Vocational-technical schools, trade schools and colleges throughout the country offer certificate, diploma, associate’s degree and even bachelor’s degree programs in auto repair. Look for a school that employs Master Automotive Service Excellence (ASE)-trained instructors. The National Institute for Automotive Excellence is recognized industry-wide for its high standards.
An aspiring mechanic needs to complete this program or receive on-the job training and get promoted from apprentice to journeyman based on demonstrated skills and knowledge. A background in troubleshooting and repairing mechanical systems is desirable.
A thorough knowledge and understanding of electrical, hydraulic, pneumatic and combustion engine systems are necessary. Good judgment helps the mechanic advise the customer if car problems are worth the price of replacement parts and labor costs. The ability to efficiently find parts and negotiate prices is required.
Automotive Service Excellence (ASE) certification is not required to become a journeyman automotive technician, nor is it necessarily a condition for hire. However, the credential is nationally recognized and may boost job opportunities and pay. There are 17 different test series open to auto mechanics, including advanced engine performance, alternate fuels, electronic diesel engine diagnosis, transit bus, truck equipment and school bus certifications. Technicians who pass multiple tests can earn “master” status in the series. Tests must be re-taken every five years to maintain certification status.
Salary and Career Outlook
The U.S. Bureau of Labor Statistics (BLS) tracks data on civilian occupations. According to 2018 figures, the median salary for automotive service technicians and mechanics was $40,710 per year, or $19.57 per hour. Median salary means that half in the profession earned more, while half earned less.
Pay and benefits vary according to a number of factors, including employer and geographic location. The jobs website Glassdoor lists the salary for a journeyman diesel mechanic as $46,021, on average, with a range between $31,000 and $61,000.

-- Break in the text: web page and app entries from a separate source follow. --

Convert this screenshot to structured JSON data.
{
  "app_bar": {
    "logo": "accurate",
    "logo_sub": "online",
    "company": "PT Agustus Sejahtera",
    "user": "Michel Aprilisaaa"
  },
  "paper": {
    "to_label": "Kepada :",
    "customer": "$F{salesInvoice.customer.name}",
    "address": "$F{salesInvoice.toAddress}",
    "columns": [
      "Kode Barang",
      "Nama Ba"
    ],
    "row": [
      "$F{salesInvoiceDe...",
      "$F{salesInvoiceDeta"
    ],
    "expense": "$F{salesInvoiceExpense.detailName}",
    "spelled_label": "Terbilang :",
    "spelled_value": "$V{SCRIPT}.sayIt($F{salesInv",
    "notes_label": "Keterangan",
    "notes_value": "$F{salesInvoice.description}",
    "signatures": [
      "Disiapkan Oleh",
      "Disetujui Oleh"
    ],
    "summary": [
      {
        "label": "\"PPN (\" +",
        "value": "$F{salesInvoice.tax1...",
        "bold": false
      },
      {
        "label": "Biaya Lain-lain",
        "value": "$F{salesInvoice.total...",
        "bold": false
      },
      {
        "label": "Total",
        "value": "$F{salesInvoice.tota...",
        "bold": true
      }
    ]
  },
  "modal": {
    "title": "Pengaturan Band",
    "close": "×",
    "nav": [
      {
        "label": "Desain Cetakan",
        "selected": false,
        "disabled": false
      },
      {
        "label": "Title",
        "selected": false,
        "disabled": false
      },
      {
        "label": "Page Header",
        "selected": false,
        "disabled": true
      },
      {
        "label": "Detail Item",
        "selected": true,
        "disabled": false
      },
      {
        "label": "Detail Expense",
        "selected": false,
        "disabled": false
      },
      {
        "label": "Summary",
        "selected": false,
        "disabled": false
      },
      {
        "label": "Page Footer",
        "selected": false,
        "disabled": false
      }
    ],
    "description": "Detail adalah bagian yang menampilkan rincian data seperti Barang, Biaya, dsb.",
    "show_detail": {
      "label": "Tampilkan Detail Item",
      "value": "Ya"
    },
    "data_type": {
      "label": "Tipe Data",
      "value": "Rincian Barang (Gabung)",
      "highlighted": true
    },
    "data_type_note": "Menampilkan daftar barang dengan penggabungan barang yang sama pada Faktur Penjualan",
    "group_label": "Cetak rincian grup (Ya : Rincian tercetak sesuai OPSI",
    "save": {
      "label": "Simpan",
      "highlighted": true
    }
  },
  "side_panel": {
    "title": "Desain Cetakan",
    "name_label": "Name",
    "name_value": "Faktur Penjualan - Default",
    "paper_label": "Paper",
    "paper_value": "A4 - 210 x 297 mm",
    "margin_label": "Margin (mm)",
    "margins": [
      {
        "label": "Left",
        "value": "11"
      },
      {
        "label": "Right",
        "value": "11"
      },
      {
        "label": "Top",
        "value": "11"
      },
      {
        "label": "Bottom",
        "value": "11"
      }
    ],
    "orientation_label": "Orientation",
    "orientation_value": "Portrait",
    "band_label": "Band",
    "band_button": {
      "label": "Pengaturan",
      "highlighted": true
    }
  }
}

Salaries for an auto mechanic apprenticeship typically range from $12 to $15.75 per hour. Though this pay rate may seem low, you have to remember that you’re getting paid while you learn. An auto mechanic apprenticeship can last from three to four years. Once you complete your training, you’ll qualify for job opportunities that allow you to earn significantly more.
According to the BLS, the job growth rate for automotive mechanics will be about 6 percent through 2026. That’s average growth compared to all other jobs.
Denise Dayton is a a freelance writer who specializes in business, education and technology. She has written for eHow.com, Library Journal, The Searcher, Bureau of Education and Research, and corporate clients.